- EXERCISE OBJECTIVE -
Where does the string "Glance" appear in the records? Copy every line that contains it.
[RECORDS FOR THIS EXERCISE Boundary: Start]
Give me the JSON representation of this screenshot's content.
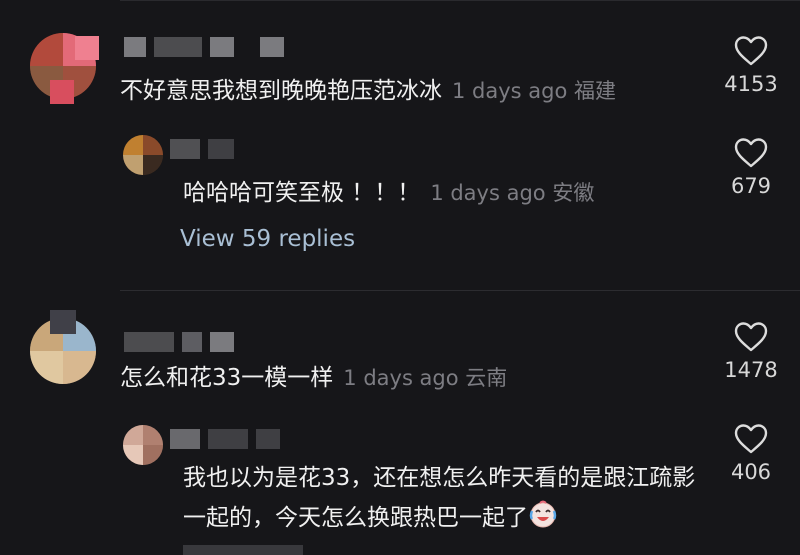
{
  "comments": [
    {
      "text": "不好意思我想到晚晚艳压范冰冰",
      "time": "1 days ago",
      "location": "福建",
      "likes": "4153"
    },
    {
      "text": "哈哈哈可笑至极 ！！！",
      "time": "1 days ago",
      "location": "安徽",
      "likes": "679"
    },
    {
      "text": "怎么和花33一模一样",
      "time": "1 days ago",
      "location": "云南",
      "likes": "1478"
    },
    {
      "text": "我也以为是花33，还在想怎么昨天看的是跟江疏影一起的，今天怎么换跟热巴一起了",
      "likes": "406"
    }
  ],
  "view_replies": "View 59 replies",
  "icons": {
    "like": "heart-outline-icon",
    "emoji": "crying-laughing-emoji"
  },
  "colors": {
    "background": "#161619",
    "link": "#a9bfd4",
    "meta": "#7d7d83"
  }
}
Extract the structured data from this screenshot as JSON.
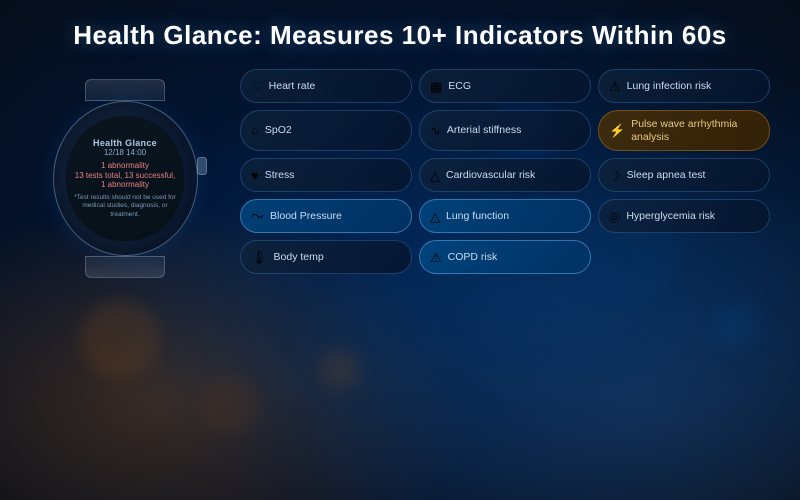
{
  "page": {
    "title": "Health Glance: Measures 10+ Indicators Within 60s",
    "background_colors": {
      "primary": "#050d1a",
      "accent_blue": "#003c78",
      "accent_gold": "#b46414"
    }
  },
  "watch": {
    "brand": "Health Glance",
    "datetime": "12/18 14:00",
    "abnormality_count": "1 abnormality",
    "abnormality_detail": "13 tests total, 13 successful, 1 abnormality",
    "disclaimer": "*Test results should not be used for medical studies, diagnosis, or treatment."
  },
  "indicators": [
    {
      "id": "heart-rate",
      "icon": "♡",
      "label": "Heart rate",
      "highlighted": false,
      "amber": false
    },
    {
      "id": "ecg",
      "icon": "▦",
      "label": "ECG",
      "highlighted": false,
      "amber": false
    },
    {
      "id": "lung-infection-risk",
      "icon": "⚠",
      "label": "Lung infection risk",
      "highlighted": false,
      "amber": false
    },
    {
      "id": "spo2",
      "icon": "○",
      "label": "SpO2",
      "highlighted": false,
      "amber": false
    },
    {
      "id": "arterial-stiffness",
      "icon": "∿",
      "label": "Arterial stiffness",
      "highlighted": false,
      "amber": false
    },
    {
      "id": "pulse-wave",
      "icon": "⚡",
      "label": "Pulse wave arrhythmia analysis",
      "highlighted": false,
      "amber": true
    },
    {
      "id": "stress",
      "icon": "♥",
      "label": "Stress",
      "highlighted": false,
      "amber": false
    },
    {
      "id": "cardiovascular-risk",
      "icon": "△",
      "label": "Cardiovascular risk",
      "highlighted": false,
      "amber": false
    },
    {
      "id": "sleep-apnea",
      "icon": "☽",
      "label": "Sleep apnea test",
      "highlighted": false,
      "amber": false
    },
    {
      "id": "blood-pressure",
      "icon": "〜",
      "label": "Blood Pressure",
      "highlighted": true,
      "amber": false
    },
    {
      "id": "lung-function",
      "icon": "△",
      "label": "Lung function",
      "highlighted": true,
      "amber": false
    },
    {
      "id": "hyperglycemia-risk",
      "icon": "◎",
      "label": "Hyperglycemia risk",
      "highlighted": false,
      "amber": false
    },
    {
      "id": "body-temp",
      "icon": "🌡",
      "label": "Body temp",
      "highlighted": false,
      "amber": false
    },
    {
      "id": "copd-risk",
      "icon": "⚠",
      "label": "COPD risk",
      "highlighted": true,
      "amber": false
    }
  ]
}
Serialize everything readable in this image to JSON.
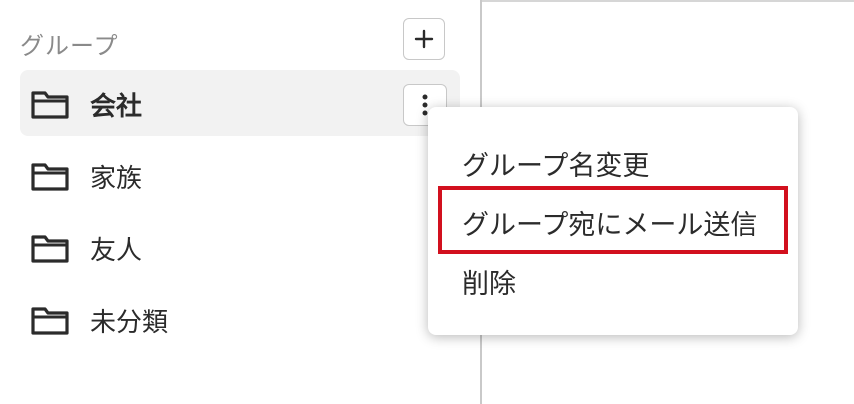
{
  "sidebar": {
    "title": "グループ",
    "add_icon": "plus-icon",
    "groups": [
      {
        "label": "会社",
        "icon": "folder-icon",
        "active": true
      },
      {
        "label": "家族",
        "icon": "folder-icon"
      },
      {
        "label": "友人",
        "icon": "folder-icon"
      },
      {
        "label": "未分類",
        "icon": "folder-icon"
      }
    ],
    "more_icon": "more-vertical-icon"
  },
  "context_menu": {
    "items": [
      {
        "label": "グループ名変更"
      },
      {
        "label": "グループ宛にメール送信",
        "highlighted": true
      },
      {
        "label": "削除"
      }
    ],
    "highlight_color": "#d2101e"
  }
}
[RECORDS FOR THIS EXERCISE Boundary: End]
- ANSWER AREA -
    "title": "Health Glance: Measures 10+ Indicators Within 60s",
    "brand": "Health Glance",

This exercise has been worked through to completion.